> **HOW TO COMPLETE THIS TASK**:
From the material below, list every line containing "JSON".

> **DATASET ENTRIES**:
⟨
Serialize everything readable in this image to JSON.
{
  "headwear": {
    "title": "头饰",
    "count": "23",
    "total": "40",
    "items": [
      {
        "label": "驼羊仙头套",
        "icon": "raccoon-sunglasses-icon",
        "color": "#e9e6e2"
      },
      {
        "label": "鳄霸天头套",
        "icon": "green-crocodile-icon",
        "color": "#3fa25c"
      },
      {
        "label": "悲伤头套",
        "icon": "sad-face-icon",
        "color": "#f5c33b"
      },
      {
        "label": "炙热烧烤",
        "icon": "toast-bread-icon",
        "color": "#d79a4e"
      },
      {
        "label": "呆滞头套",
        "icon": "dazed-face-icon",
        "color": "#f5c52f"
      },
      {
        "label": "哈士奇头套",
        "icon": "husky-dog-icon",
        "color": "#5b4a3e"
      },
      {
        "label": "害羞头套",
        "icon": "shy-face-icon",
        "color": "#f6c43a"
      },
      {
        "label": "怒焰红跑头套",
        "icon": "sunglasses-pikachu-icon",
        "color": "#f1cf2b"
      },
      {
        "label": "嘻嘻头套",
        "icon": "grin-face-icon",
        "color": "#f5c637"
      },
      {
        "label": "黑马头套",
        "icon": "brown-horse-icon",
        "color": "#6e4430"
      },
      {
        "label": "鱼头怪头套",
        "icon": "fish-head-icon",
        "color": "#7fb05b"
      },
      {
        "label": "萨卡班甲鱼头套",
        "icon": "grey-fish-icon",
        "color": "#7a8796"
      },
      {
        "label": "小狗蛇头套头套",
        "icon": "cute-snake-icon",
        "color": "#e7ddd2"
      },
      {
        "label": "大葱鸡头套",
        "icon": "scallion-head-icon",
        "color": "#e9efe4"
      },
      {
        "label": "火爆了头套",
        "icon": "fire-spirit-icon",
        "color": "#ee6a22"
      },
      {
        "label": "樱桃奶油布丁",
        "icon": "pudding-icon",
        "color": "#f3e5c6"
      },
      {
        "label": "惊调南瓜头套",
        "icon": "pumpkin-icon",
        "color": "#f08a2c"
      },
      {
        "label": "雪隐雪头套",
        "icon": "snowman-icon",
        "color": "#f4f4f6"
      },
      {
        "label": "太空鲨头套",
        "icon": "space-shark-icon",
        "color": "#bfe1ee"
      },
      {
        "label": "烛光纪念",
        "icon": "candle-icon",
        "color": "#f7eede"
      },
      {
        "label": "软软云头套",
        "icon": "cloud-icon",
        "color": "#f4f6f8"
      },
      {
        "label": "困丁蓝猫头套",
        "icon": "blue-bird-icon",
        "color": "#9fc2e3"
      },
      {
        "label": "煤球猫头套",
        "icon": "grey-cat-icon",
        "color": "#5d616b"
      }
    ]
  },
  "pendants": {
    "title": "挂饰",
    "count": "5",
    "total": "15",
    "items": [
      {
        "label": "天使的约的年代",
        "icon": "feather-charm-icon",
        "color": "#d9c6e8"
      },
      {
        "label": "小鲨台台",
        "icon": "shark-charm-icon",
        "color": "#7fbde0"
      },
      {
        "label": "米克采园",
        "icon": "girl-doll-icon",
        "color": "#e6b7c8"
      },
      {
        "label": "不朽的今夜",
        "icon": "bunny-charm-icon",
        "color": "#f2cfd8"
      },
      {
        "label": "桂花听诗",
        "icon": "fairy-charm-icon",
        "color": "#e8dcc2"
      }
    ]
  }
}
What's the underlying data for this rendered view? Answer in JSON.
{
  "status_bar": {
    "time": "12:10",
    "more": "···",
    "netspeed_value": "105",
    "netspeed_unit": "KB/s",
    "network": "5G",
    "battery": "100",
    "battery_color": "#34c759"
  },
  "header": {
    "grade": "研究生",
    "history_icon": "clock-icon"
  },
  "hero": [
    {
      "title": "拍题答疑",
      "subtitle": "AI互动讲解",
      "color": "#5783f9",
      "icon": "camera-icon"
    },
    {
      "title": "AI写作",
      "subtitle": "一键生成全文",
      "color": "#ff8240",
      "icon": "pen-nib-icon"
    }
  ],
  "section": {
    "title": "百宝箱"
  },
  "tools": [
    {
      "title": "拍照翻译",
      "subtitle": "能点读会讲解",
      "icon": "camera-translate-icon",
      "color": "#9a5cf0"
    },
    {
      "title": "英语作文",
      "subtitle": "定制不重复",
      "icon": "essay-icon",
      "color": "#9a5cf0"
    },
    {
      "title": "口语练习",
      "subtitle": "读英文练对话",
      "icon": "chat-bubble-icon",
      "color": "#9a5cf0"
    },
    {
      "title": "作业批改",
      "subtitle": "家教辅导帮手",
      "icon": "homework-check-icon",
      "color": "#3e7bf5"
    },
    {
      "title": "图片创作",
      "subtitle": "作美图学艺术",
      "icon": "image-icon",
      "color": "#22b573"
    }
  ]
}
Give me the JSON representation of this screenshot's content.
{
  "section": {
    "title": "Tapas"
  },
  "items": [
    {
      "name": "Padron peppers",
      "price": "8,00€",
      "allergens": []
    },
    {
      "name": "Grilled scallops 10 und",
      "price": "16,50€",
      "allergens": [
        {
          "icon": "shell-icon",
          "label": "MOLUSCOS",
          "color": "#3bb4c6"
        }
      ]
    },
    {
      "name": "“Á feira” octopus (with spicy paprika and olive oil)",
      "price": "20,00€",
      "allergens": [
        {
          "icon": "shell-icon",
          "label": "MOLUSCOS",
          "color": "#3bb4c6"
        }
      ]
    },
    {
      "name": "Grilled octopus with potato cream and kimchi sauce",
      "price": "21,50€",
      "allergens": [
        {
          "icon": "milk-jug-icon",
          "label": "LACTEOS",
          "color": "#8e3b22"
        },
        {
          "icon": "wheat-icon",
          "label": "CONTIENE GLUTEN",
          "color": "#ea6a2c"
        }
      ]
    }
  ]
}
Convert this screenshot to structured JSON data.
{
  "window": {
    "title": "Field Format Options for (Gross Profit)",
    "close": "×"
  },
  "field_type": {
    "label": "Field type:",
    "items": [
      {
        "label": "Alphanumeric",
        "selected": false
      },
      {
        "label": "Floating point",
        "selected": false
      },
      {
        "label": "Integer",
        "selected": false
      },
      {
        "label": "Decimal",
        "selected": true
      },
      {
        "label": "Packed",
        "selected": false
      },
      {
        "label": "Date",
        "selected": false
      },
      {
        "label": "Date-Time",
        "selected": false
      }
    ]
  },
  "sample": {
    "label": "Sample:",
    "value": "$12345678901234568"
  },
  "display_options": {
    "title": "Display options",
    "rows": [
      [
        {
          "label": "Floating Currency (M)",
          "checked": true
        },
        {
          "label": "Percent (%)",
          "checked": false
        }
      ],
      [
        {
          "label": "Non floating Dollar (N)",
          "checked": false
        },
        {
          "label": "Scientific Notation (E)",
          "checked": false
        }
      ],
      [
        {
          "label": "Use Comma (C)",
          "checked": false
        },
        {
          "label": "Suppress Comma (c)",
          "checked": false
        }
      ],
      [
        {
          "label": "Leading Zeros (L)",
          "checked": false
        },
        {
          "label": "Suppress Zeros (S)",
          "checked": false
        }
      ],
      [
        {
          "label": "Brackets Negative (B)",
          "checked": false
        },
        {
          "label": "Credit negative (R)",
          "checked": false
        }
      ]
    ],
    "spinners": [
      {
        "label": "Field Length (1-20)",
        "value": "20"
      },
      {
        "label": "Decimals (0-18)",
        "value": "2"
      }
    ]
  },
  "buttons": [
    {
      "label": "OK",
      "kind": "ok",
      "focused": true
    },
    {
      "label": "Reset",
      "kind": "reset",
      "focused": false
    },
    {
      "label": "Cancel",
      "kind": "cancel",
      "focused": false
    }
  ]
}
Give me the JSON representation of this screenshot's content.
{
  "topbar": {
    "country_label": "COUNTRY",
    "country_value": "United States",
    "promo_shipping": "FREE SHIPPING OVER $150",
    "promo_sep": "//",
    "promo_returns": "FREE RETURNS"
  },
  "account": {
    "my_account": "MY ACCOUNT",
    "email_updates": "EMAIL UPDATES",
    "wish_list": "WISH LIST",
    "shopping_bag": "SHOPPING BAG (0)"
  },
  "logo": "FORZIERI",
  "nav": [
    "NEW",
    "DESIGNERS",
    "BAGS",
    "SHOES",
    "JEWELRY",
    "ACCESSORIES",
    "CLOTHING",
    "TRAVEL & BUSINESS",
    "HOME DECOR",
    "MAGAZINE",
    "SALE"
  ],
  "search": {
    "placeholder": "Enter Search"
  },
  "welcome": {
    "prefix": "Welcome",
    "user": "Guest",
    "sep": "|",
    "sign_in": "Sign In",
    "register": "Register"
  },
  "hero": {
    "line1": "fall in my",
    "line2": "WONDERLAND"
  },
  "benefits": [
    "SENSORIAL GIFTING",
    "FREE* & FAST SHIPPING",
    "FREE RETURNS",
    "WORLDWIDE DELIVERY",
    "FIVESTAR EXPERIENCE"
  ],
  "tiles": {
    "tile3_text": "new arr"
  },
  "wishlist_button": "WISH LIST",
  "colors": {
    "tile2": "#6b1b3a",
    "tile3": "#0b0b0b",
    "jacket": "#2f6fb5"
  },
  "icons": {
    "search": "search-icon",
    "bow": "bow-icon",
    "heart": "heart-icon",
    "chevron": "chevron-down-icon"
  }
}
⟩
> **YOUR SOLUTION**:
Serialize everything readable in this image to JSON.
What's the underlying data for this rendered view? Answer in JSON.
Give me the JSON representation of this screenshot's content.
Convert this screenshot to structured JSON data.
Give me the JSON representation of this screenshot's content.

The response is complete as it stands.